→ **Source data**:

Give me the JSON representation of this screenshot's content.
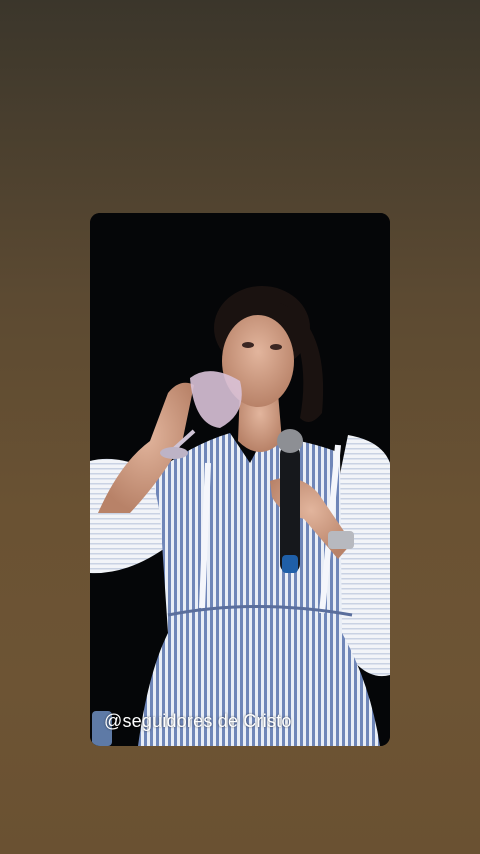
{
  "story": {
    "media_description_icon": "speaker-drinking-video",
    "watermark": "@seguidores de Cristo"
  },
  "colors": {
    "background_top": "#3b362b",
    "background_bottom": "#6a5132",
    "stage_black": "#050608",
    "dress_blue": "#8fa3c9"
  }
}
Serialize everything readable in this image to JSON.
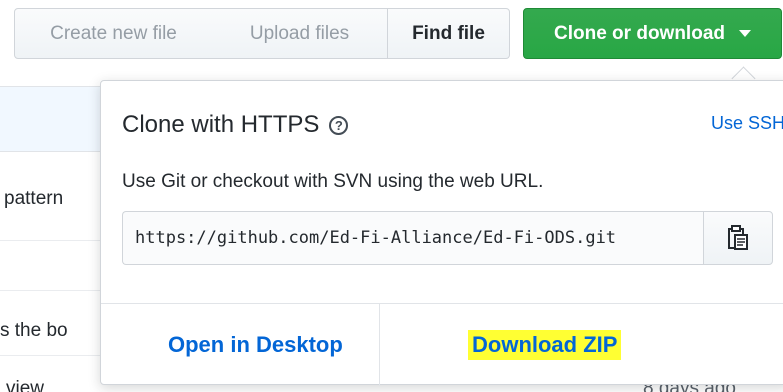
{
  "toolbar": {
    "create_label": "Create new file",
    "upload_label": "Upload files",
    "find_label": "Find file",
    "clone_label": "Clone or download"
  },
  "background": {
    "line1": "pattern",
    "line2": "s the bo",
    "line3": "view",
    "line4": "8 days ago"
  },
  "clone": {
    "title": "Clone with HTTPS",
    "help_icon": "question-circle-icon",
    "use_ssh": "Use SSH",
    "description": "Use Git or checkout with SVN using the web URL.",
    "url": "https://github.com/Ed-Fi-Alliance/Ed-Fi-ODS.git",
    "copy_icon": "clipboard-icon",
    "open_desktop": "Open in Desktop",
    "download_zip": "Download ZIP"
  },
  "colors": {
    "clone_button": "#28a745",
    "link": "#0366d6",
    "highlight": "#ffff33"
  }
}
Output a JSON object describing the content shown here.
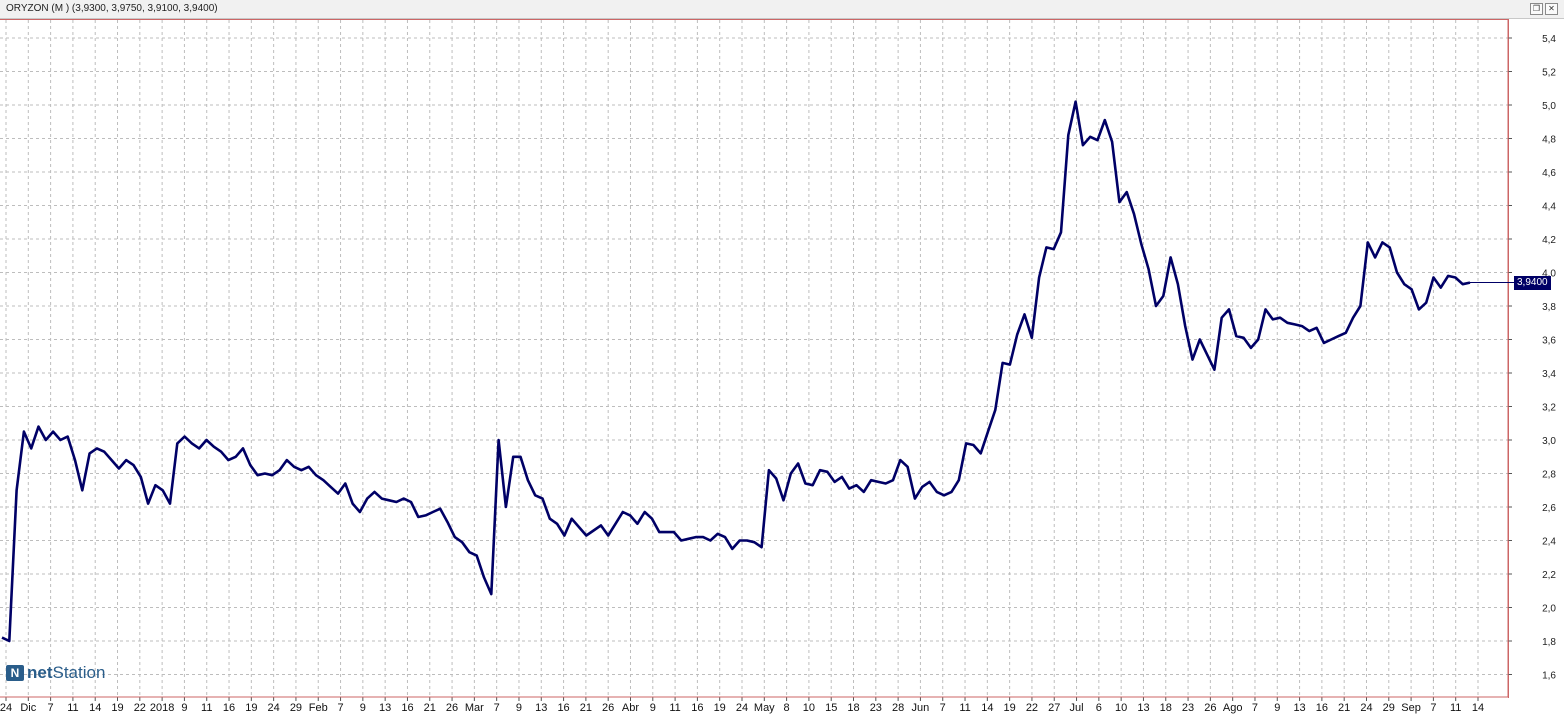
{
  "window": {
    "title": "ORYZON (M ) (3,9300, 3,9750, 3,9100, 3,9400)",
    "restore_glyph": "❐",
    "close_glyph": "✕"
  },
  "logo": {
    "mark": "N",
    "part1": "net",
    "part2": "Station"
  },
  "last_value_label": "3,9400",
  "colors": {
    "line": "#000066",
    "grid": "#bdbdbd",
    "frame": "#cc6666",
    "badge": "#000066"
  },
  "chart_data": {
    "type": "line",
    "title": "ORYZON (M ) (3,9300, 3,9750, 3,9100, 3,9400)",
    "xlabel": "",
    "ylabel": "",
    "ylim": [
      1.5,
      5.5
    ],
    "yticks": [
      "1,6",
      "1,8",
      "2,0",
      "2,2",
      "2,4",
      "2,6",
      "2,8",
      "3,0",
      "3,2",
      "3,4",
      "3,6",
      "3,8",
      "4,0",
      "4,2",
      "4,4",
      "4,6",
      "4,8",
      "5,0",
      "5,2",
      "5,4"
    ],
    "x_tick_labels": [
      "24",
      "Dic",
      "7",
      "11",
      "14",
      "19",
      "22",
      "2018",
      "9",
      "11",
      "16",
      "19",
      "24",
      "29",
      "Feb",
      "7",
      "9",
      "13",
      "16",
      "21",
      "26",
      "Mar",
      "7",
      "9",
      "13",
      "16",
      "21",
      "26",
      "Abr",
      "9",
      "11",
      "16",
      "19",
      "24",
      "May",
      "8",
      "10",
      "15",
      "18",
      "23",
      "28",
      "Jun",
      "7",
      "11",
      "14",
      "19",
      "22",
      "27",
      "Jul",
      "6",
      "10",
      "13",
      "18",
      "23",
      "26",
      "Ago",
      "7",
      "9",
      "13",
      "16",
      "21",
      "24",
      "29",
      "Sep",
      "7",
      "11",
      "14"
    ],
    "grid": true,
    "legend": "none",
    "last_value": 3.94,
    "series": [
      {
        "values": [
          1.82,
          1.8,
          2.7,
          3.05,
          2.95,
          3.08,
          3.0,
          3.05,
          3.0,
          3.02,
          2.88,
          2.7,
          2.92,
          2.95,
          2.93,
          2.88,
          2.83,
          2.88,
          2.85,
          2.78,
          2.62,
          2.73,
          2.7,
          2.62,
          2.98,
          3.02,
          2.98,
          2.95,
          3.0,
          2.96,
          2.93,
          2.88,
          2.9,
          2.95,
          2.85,
          2.79,
          2.8,
          2.79,
          2.82,
          2.88,
          2.84,
          2.82,
          2.84,
          2.79,
          2.76,
          2.72,
          2.68,
          2.74,
          2.62,
          2.57,
          2.65,
          2.69,
          2.65,
          2.64,
          2.63,
          2.65,
          2.63,
          2.54,
          2.55,
          2.57,
          2.59,
          2.51,
          2.42,
          2.39,
          2.33,
          2.31,
          2.18,
          2.08,
          3.0,
          2.6,
          2.9,
          2.9,
          2.76,
          2.67,
          2.65,
          2.53,
          2.5,
          2.43,
          2.53,
          2.48,
          2.43,
          2.46,
          2.49,
          2.43,
          2.5,
          2.57,
          2.55,
          2.5,
          2.57,
          2.53,
          2.45,
          2.45,
          2.45,
          2.4,
          2.41,
          2.42,
          2.42,
          2.4,
          2.44,
          2.42,
          2.35,
          2.4,
          2.4,
          2.39,
          2.36,
          2.82,
          2.77,
          2.64,
          2.8,
          2.86,
          2.74,
          2.73,
          2.82,
          2.81,
          2.75,
          2.78,
          2.71,
          2.73,
          2.69,
          2.76,
          2.75,
          2.74,
          2.76,
          2.88,
          2.84,
          2.65,
          2.72,
          2.75,
          2.69,
          2.67,
          2.69,
          2.76,
          2.98,
          2.97,
          2.92,
          3.05,
          3.18,
          3.46,
          3.45,
          3.63,
          3.75,
          3.61,
          3.97,
          4.15,
          4.14,
          4.24,
          4.82,
          5.02,
          4.76,
          4.81,
          4.79,
          4.91,
          4.78,
          4.42,
          4.48,
          4.35,
          4.17,
          4.02,
          3.8,
          3.86,
          4.09,
          3.93,
          3.68,
          3.48,
          3.6,
          3.51,
          3.42,
          3.73,
          3.78,
          3.62,
          3.61,
          3.55,
          3.6,
          3.78,
          3.72,
          3.73,
          3.7,
          3.69,
          3.68,
          3.65,
          3.67,
          3.58,
          3.6,
          3.62,
          3.64,
          3.73,
          3.8,
          4.18,
          4.09,
          4.18,
          4.15,
          4.0,
          3.93,
          3.9,
          3.78,
          3.82,
          3.97,
          3.91,
          3.98,
          3.97,
          3.93,
          3.94
        ]
      }
    ]
  }
}
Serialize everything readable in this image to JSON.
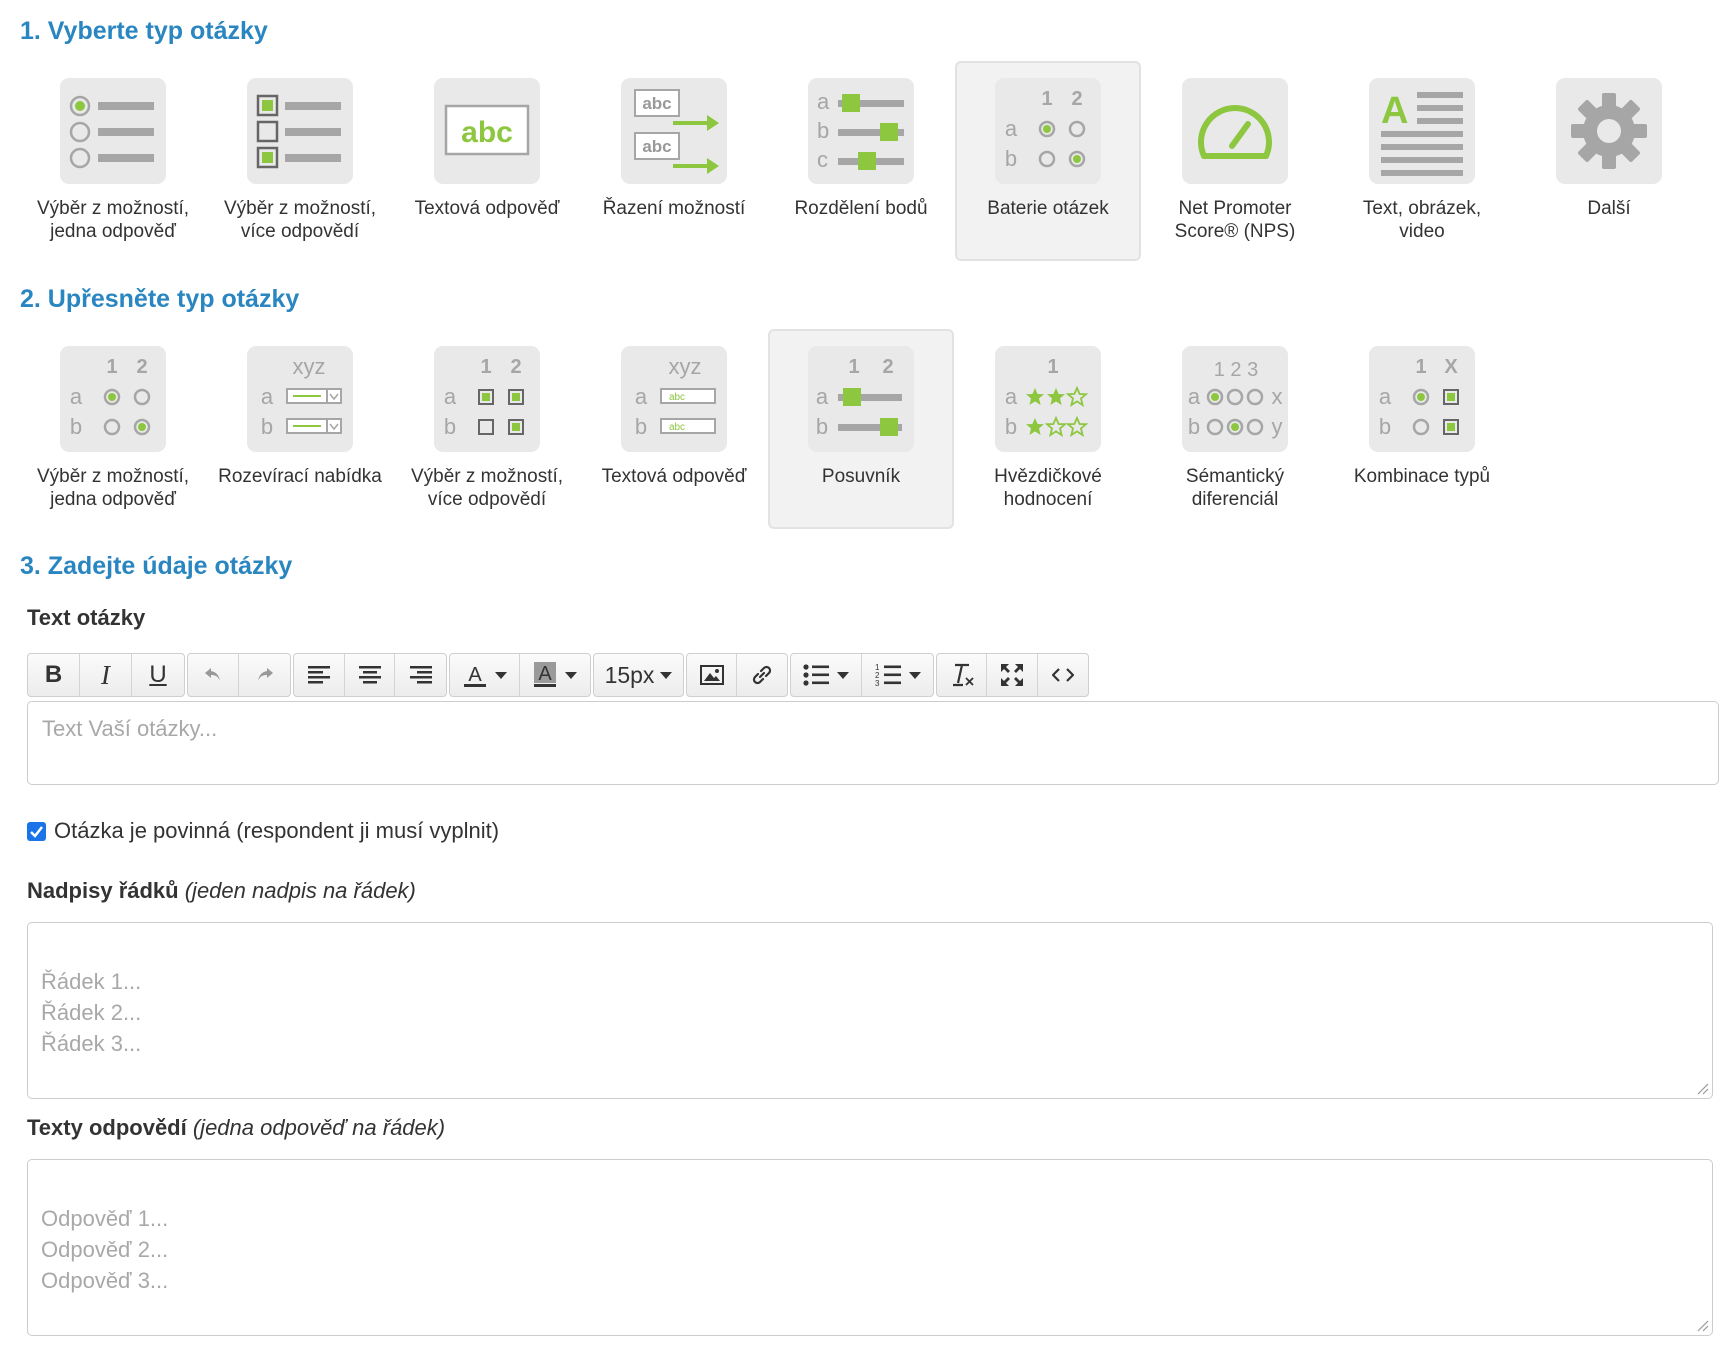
{
  "step1": {
    "title": "1. Vyberte typ otázky",
    "types": [
      {
        "label": "Výběr z možností,\njedna odpověď",
        "icon": "single-choice-icon"
      },
      {
        "label": "Výběr z možností,\nvíce odpovědí",
        "icon": "multiple-choice-icon"
      },
      {
        "label": "Textová odpověď",
        "icon": "text-answer-icon"
      },
      {
        "label": "Řazení možností",
        "icon": "ranking-icon"
      },
      {
        "label": "Rozdělení bodů",
        "icon": "points-allocation-icon"
      },
      {
        "label": "Baterie otázek",
        "icon": "question-battery-icon",
        "selected": true
      },
      {
        "label": "Net Promoter\nScore® (NPS)",
        "icon": "nps-gauge-icon"
      },
      {
        "label": "Text, obrázek,\nvideo",
        "icon": "text-image-video-icon"
      },
      {
        "label": "Další",
        "icon": "gear-icon"
      }
    ]
  },
  "step2": {
    "title": "2. Upřesněte typ otázky",
    "types": [
      {
        "label": "Výběr z možností,\njedna odpověď",
        "icon": "matrix-single-choice-icon"
      },
      {
        "label": "Rozevírací nabídka",
        "icon": "matrix-dropdown-icon"
      },
      {
        "label": "Výběr z možností,\nvíce odpovědí",
        "icon": "matrix-multiple-choice-icon"
      },
      {
        "label": "Textová odpověď",
        "icon": "matrix-text-icon"
      },
      {
        "label": "Posuvník",
        "icon": "matrix-slider-icon",
        "selected": true
      },
      {
        "label": "Hvězdičkové\nhodnocení",
        "icon": "star-rating-icon"
      },
      {
        "label": "Sémantický\ndiferenciál",
        "icon": "semantic-differential-icon"
      },
      {
        "label": "Kombinace typů",
        "icon": "type-combination-icon"
      }
    ]
  },
  "step3": {
    "title": "3. Zadejte údaje otázky",
    "question_text_label": "Text otázky",
    "toolbar": {
      "font_size": "15px",
      "buttons": [
        "bold-icon",
        "italic-icon",
        "underline-icon",
        "undo-icon",
        "redo-icon",
        "align-left-icon",
        "align-center-icon",
        "align-right-icon",
        "font-color-icon",
        "background-color-icon",
        "image-icon",
        "link-icon",
        "bullet-list-icon",
        "numbered-list-icon",
        "clear-format-icon",
        "fullscreen-icon",
        "code-view-icon"
      ]
    },
    "question_placeholder": "Text Vaší otázky...",
    "required_checkbox": {
      "label": "Otázka je povinná (respondent ji musí vyplnit)",
      "checked": true
    },
    "rows_label": "Nadpisy řádků",
    "rows_hint": "(jeden nadpis na řádek)",
    "rows_placeholder": "Řádek 1...\nŘádek 2...\nŘádek 3...",
    "answers_label": "Texty odpovědí",
    "answers_hint": "(jedna odpověď na řádek)",
    "answers_placeholder": "Odpověď 1...\nOdpověď 2...\nOdpověď 3..."
  },
  "colors": {
    "accent": "#2a86c0",
    "green": "#8dc63f",
    "icon_gray": "#a6a6a6"
  },
  "icon_text": {
    "abc": "abc",
    "a": "a",
    "b": "b",
    "c": "c",
    "one": "1",
    "two": "2",
    "three": "3",
    "xyz": "xyz",
    "x": "x",
    "y": "y",
    "big_a": "A",
    "col_x": "X",
    "one_two_three": "1 2 3"
  }
}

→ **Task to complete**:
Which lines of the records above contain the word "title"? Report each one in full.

→ **Result**:
    "title": "Clone with HTTPS",
    "title": "ORYZON (M ) (3,9300, 3,9750, 3,9100, 3,9400)",
    "title": "ORYZON (M ) (3,9300, 3,9750, 3,9100, 3,9400)",
    "title": "1. Vyberte typ otázky",
    "title": "2. Upřesněte typ otázky",
    "title": "3. Zadejte údaje otázky",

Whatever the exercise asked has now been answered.